Rice bran can be incorporated into horse nutrition programs with ease. It can be fed to animals in a range of forms, such as pellet, meal, oil, or premixed-in feeds. Given its palatability and energy content, animals tend to prefer it over other feeds available on the market.
Rice bran in horse feed is also a great source of essential vitamins and minerals, such as calcium, phosphorus, and magnesium. It is also a good source of dietary fiber, which helps to improve digestion and reduce the risk of digestive disorders. In addition, rice bran is a natural source of gamma oryzanol, which supports the building of lean muscle tissue.
When using rice bran in equestrian nutrition programs, it is important to consider the amount that needs to be fed to animals safely. Overfeeding can lead to overweight animals, as well as nutrient deficiencies due to an imbalance in ration composition. Store feed in a cool, dry place in order to preserve its freshness.
It is also important to consider the quality of the rice bran in horse feed. Always look for stabilized rice bran. Since rice bran contains 20% fat, this heating process prevents rancidity, gives a long shelf-life, and preserves the nutritional value of the rice bran.
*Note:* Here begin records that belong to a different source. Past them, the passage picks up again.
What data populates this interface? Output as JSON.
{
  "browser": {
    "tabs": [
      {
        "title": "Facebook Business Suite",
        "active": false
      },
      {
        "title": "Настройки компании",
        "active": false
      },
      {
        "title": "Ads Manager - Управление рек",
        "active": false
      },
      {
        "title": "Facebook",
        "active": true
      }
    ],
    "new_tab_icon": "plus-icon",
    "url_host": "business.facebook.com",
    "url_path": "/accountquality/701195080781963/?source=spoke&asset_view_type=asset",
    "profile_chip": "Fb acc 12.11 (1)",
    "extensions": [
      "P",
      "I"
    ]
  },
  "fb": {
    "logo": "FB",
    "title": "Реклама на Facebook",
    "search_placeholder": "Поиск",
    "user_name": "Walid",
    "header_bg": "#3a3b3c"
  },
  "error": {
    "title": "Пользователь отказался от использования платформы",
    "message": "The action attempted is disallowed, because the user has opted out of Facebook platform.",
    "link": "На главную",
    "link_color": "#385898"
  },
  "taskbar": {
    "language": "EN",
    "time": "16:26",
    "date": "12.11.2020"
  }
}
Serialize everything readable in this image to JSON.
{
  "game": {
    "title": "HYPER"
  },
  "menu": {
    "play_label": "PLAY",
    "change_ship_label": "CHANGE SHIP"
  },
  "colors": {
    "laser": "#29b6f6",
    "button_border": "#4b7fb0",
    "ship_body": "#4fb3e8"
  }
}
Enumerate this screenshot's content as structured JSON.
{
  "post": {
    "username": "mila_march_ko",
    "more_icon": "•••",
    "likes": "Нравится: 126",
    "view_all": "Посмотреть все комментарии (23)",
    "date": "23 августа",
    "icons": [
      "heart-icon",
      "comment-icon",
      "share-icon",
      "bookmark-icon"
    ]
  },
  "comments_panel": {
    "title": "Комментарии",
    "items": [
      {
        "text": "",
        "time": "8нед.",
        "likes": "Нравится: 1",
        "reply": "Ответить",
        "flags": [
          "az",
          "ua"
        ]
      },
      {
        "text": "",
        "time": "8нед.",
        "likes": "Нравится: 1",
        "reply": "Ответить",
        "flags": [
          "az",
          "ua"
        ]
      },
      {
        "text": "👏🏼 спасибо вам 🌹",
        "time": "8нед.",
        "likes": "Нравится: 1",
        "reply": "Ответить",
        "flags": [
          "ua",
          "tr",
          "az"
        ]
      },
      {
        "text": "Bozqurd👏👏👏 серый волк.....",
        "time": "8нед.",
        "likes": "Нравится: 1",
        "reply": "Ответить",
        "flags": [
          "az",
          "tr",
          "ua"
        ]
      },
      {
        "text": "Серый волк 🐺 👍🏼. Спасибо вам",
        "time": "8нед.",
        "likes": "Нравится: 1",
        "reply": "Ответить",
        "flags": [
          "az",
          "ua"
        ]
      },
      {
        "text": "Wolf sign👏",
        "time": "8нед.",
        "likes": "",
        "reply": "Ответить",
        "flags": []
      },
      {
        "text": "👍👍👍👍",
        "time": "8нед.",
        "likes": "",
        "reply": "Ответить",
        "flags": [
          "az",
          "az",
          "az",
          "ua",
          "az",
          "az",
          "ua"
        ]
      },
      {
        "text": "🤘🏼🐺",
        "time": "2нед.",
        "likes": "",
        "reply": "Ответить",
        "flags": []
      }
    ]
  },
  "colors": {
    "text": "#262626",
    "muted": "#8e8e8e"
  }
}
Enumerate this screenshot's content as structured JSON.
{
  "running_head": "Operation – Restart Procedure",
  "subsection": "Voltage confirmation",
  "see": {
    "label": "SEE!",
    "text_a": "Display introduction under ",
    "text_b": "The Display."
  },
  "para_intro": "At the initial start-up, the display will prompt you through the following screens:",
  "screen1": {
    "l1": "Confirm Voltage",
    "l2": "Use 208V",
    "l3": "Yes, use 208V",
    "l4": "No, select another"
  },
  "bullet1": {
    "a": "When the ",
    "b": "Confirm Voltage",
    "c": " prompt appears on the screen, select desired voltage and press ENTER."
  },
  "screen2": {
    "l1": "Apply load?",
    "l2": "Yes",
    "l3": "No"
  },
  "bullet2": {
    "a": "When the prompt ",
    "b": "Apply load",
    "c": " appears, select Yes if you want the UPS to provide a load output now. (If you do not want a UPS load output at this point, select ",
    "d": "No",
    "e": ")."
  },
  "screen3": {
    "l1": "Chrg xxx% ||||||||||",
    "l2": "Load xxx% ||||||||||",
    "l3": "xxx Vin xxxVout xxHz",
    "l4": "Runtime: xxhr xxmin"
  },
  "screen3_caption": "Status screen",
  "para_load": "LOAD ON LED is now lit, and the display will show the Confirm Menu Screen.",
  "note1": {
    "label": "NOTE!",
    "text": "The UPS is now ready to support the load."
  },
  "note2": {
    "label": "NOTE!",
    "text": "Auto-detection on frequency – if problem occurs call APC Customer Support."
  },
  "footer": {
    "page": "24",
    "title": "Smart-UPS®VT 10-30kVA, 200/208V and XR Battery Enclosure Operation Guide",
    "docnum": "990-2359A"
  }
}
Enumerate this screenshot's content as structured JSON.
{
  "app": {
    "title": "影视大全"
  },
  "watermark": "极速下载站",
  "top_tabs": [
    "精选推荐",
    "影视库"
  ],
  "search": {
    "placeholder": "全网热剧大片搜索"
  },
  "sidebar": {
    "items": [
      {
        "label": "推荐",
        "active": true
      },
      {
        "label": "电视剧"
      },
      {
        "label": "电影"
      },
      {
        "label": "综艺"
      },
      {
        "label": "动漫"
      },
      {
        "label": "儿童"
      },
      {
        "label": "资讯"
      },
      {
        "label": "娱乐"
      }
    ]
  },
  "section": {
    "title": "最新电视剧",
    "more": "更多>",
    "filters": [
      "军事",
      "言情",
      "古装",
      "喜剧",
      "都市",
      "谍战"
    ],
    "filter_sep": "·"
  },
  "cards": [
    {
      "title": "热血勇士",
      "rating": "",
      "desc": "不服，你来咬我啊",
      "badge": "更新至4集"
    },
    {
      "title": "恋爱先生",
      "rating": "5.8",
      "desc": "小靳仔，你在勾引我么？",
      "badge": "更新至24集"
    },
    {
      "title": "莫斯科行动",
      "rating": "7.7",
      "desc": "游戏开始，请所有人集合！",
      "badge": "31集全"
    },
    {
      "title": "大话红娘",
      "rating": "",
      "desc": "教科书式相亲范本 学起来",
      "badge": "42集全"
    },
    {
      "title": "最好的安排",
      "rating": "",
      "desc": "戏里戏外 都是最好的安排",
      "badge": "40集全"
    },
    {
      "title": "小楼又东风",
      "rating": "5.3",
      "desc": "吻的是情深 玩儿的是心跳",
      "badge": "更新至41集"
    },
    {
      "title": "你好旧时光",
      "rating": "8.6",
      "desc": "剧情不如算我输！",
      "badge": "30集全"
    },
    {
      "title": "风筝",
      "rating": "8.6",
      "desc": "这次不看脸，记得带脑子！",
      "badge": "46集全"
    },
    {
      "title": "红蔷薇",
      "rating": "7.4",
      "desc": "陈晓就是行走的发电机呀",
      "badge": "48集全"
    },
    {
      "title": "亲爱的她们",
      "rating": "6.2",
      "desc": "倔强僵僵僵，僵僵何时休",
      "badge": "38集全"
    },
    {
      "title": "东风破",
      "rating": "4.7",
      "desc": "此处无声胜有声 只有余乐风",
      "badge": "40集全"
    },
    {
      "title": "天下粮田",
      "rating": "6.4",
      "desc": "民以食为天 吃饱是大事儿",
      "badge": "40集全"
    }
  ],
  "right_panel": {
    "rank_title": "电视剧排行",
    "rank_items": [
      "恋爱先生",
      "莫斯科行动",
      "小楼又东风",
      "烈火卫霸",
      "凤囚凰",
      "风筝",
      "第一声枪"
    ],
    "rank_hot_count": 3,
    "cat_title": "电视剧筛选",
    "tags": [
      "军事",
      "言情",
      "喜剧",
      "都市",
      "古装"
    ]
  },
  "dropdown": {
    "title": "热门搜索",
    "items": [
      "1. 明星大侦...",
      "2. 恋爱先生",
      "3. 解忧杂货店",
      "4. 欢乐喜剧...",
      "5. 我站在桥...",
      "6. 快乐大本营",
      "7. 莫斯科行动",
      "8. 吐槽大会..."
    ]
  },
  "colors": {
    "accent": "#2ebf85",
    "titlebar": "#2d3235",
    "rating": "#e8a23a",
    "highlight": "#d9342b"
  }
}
Rice bran in horse feed is a healthy and nutritious choice for equestrian nutrition plans. It can provide vital nutrients that animals require for good health and performance. With careful considerations surrounding use and storage, rice bran can be easily integrated into equestrian nutrition plans.